*WORK ORDER*:
Match on the string "dzert" in the entries below and return every matching line.

*Items from a data source*:
________________________________________

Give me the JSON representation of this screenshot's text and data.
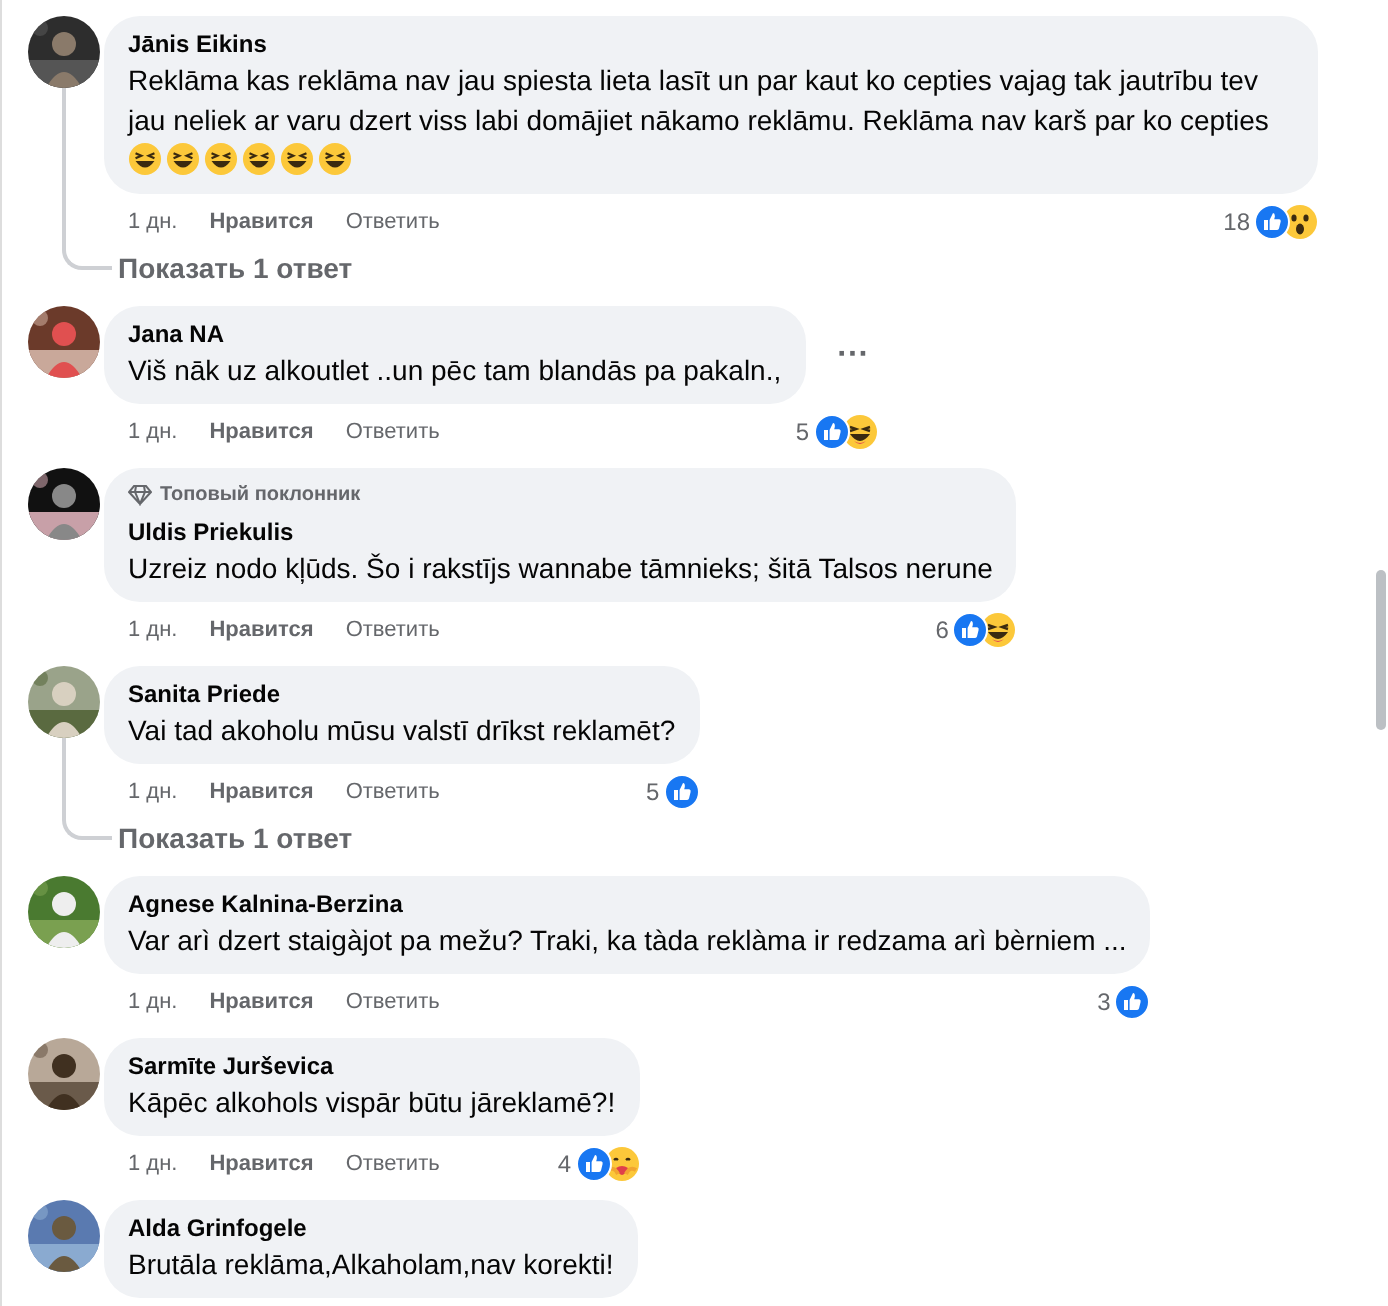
{
  "comments": [
    {
      "name": "Jānis Eikins",
      "text": "Reklāma kas reklāma nav jau spiesta lieta lasīt un par kaut ko cepties vajag tak jautrību tev jau neliek ar varu dzert viss labi domājiet nākamo reklāmu. Reklāma nav karš par ko cepties",
      "emojis": [
        {
          "kind": "laugh"
        },
        {
          "kind": "laugh"
        },
        {
          "kind": "laugh"
        },
        {
          "kind": "laugh"
        },
        {
          "kind": "laugh"
        },
        {
          "kind": "laugh"
        }
      ],
      "time": "1 дн.",
      "like": "Нравится",
      "reply": "Ответить",
      "reaction_count": "18",
      "reactions": [
        {
          "kind": "like"
        },
        {
          "kind": "wow"
        }
      ],
      "replies_link": "Показать 1 ответ"
    },
    {
      "name": "Jana NA",
      "text": "Viš nāk uz alkoutlet ..un pēc tam blandās pa pakaln.,",
      "menu": "···",
      "time": "1 дн.",
      "like": "Нравится",
      "reply": "Ответить",
      "reaction_count": "5",
      "reactions": [
        {
          "kind": "like"
        },
        {
          "kind": "haha"
        }
      ]
    },
    {
      "badge": "Топовый поклонник",
      "name": "Uldis Priekulis",
      "text": "Uzreiz nodo kļūds. Šo i rakstījs wannabe tāmnieks; šitā Talsos nerune",
      "time": "1 дн.",
      "like": "Нравится",
      "reply": "Ответить",
      "reaction_count": "6",
      "reactions": [
        {
          "kind": "like"
        },
        {
          "kind": "haha"
        }
      ]
    },
    {
      "name": "Sanita Priede",
      "text": "Vai tad akoholu mūsu valstī drīkst reklamēt?",
      "time": "1 дн.",
      "like": "Нравится",
      "reply": "Ответить",
      "reaction_count": "5",
      "reactions": [
        {
          "kind": "like"
        }
      ],
      "replies_link": "Показать 1 ответ"
    },
    {
      "name": "Agnese Kalnina-Berzina",
      "text": "Var arì dzert staigàjot pa mežu? Traki, ka tàda reklàma ir redzama arì bèrniem ...",
      "time": "1 дн.",
      "like": "Нравится",
      "reply": "Ответить",
      "reaction_count": "3",
      "reactions": [
        {
          "kind": "like"
        }
      ]
    },
    {
      "name": "Sarmīte Jurševica",
      "text": "Kāpēc alkohols vispār būtu jāreklamē?!",
      "time": "1 дн.",
      "like": "Нравится",
      "reply": "Ответить",
      "reaction_count": "4",
      "reactions": [
        {
          "kind": "like"
        },
        {
          "kind": "care"
        }
      ]
    },
    {
      "name": "Alda Grinfogele",
      "text": "Brutāla reklāma,Alkaholam,nav korekti!"
    }
  ]
}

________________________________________

*OUTPUT FOR THIS EXERCISE*:
      "text": "Reklāma kas reklāma nav jau spiesta lieta lasīt un par kaut ko cepties vajag tak jautrību tev jau neliek ar varu dzert viss labi domājiet nākamo reklāmu. Reklāma nav karš par ko cepties",
      "text": "Var arì dzert staigàjot pa mežu? Traki, ka tàda reklàma ir redzama arì bèrniem ...",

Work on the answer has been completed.